2. Data Sufficiency: Test-takers are given a problem and two statements about the problem, and are asked to determine whether the statements are sufficient to solve the problem.

The GMAT Quantitative Aptitude section covers the following mathematical concepts and techniques:

1. Arithmetic: Test-takers should be familiar with basic arithmetic concepts such as whole numbers, fractions, decimals, and percentages.
2. Algebra: Test-takers should be familiar with basic algebraic concepts such as equations, inequalities, and functions.
3. Geometry: Test-takers should be familiar with basic geometric concepts such as points, lines, angles, triangles, circles, and three-dimensional figures.
4. Data Analysis: Test-takers should be familiar with basic concepts of data analysis such as mean, median, mode, and range.

Overall, the GMAT Quantitative Aptitude section is designed to test the test-taker’s ability to understand, interpret, and analyze quantitative information, and to solve problems using mathematical concepts and techniques.

## GMAT Verbal Reasoning Syllabus

The GMAT Verbal Reasoning syllabus includes the following types of questions:

2. Critical Reasoning: Test-takers are given a short argument and are asked to evaluate the argument and answer questions about it.
3. Sentence Correction: Test-takers are given a sentence with an underlined portion and are asked to choose the option that best expresses the idea in standard written English.

The GMAT Verbal Reasoning section covers the following language skills:

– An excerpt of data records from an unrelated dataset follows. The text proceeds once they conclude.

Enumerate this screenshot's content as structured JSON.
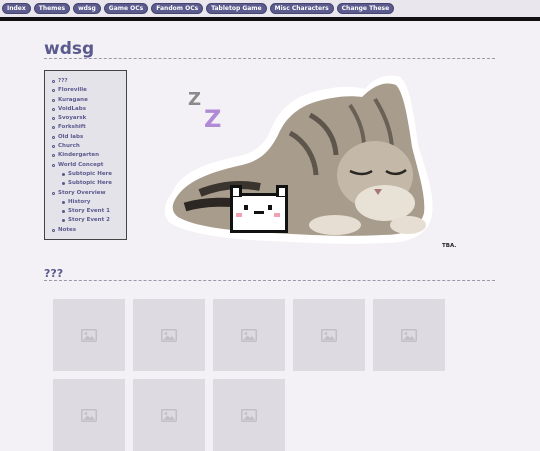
{
  "nav": {
    "items": [
      "Index",
      "Themes",
      "wdsg",
      "Game OCs",
      "Fandom OCs",
      "Tabletop Game",
      "Misc Characters",
      "Change These"
    ]
  },
  "page": {
    "title": "wdsg"
  },
  "toc": [
    {
      "label": "???",
      "level": 1
    },
    {
      "label": "Floreville",
      "level": 1
    },
    {
      "label": "Kuragane",
      "level": 1
    },
    {
      "label": "VoidLabs",
      "level": 1
    },
    {
      "label": "Svoyarsk",
      "level": 1
    },
    {
      "label": "Forkshift",
      "level": 1
    },
    {
      "label": "Old labs",
      "level": 1
    },
    {
      "label": "Church",
      "level": 1
    },
    {
      "label": "Kindergarten",
      "level": 1
    },
    {
      "label": "World Concept",
      "level": 1
    },
    {
      "label": "Subtopic Here",
      "level": 2
    },
    {
      "label": "Subtopic Here",
      "level": 2
    },
    {
      "label": "Story Overview",
      "level": 1
    },
    {
      "label": "History",
      "level": 2
    },
    {
      "label": "Story Event 1",
      "level": 2
    },
    {
      "label": "Story Event 2",
      "level": 2
    },
    {
      "label": "Notes",
      "level": 1
    }
  ],
  "banner": {
    "zz_text": "Z Z",
    "caption": "TBA."
  },
  "section": {
    "title": "???"
  },
  "gallery": {
    "count": 8,
    "icon": "image-placeholder-icon"
  },
  "colors": {
    "accent": "#5a5a8c",
    "nav_bg": "#5b5b8e",
    "page_bg": "#f3f1f6",
    "zz": "#b18ad6"
  }
}
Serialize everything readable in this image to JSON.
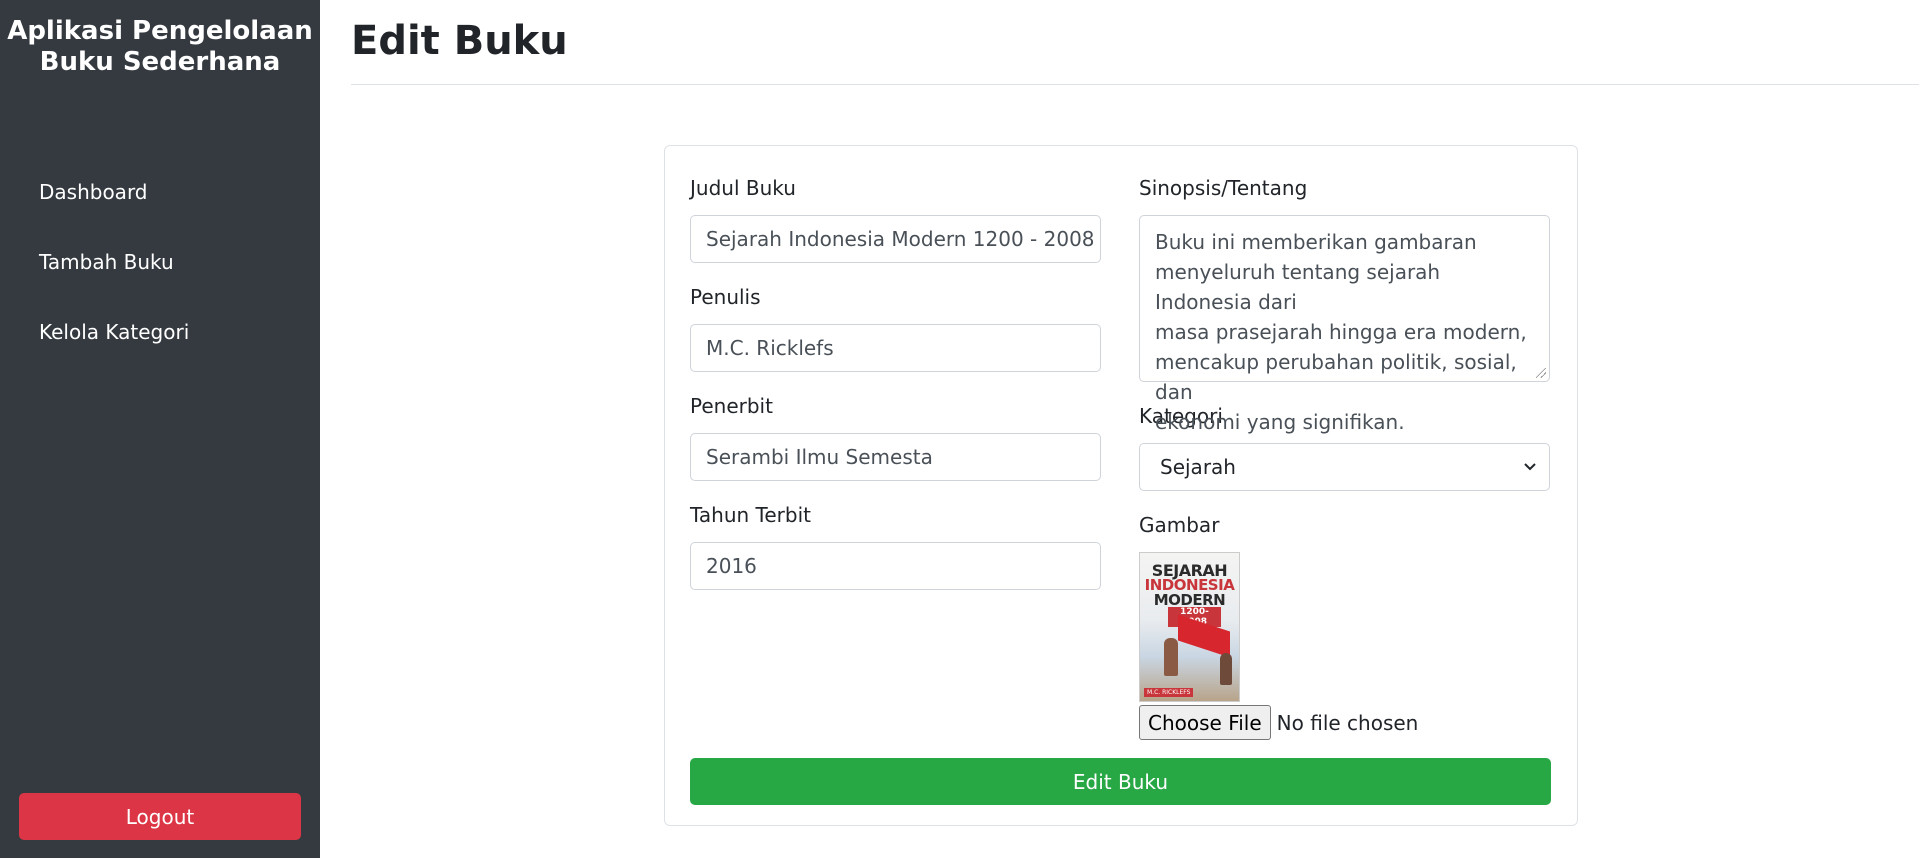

1. Vocabulary: Test-takers should be familiar with a wide range of vocabulary, including common words and phrases, as well as more specialized terms.
2. Grammar: Test-takers should be familiar with the rules of standard written English, including syntax, verb tense, and word choice.
3. Reading comprehension: Test-takers should be able to understand and interpret written material, including main ideas, supporting details, and implications.

Overall, the GMAT Verbal Reasoning section is designed to test the test-taker’s ability to read and comprehend written material, to evaluate arguments, and to correct written material to conform to standard written English.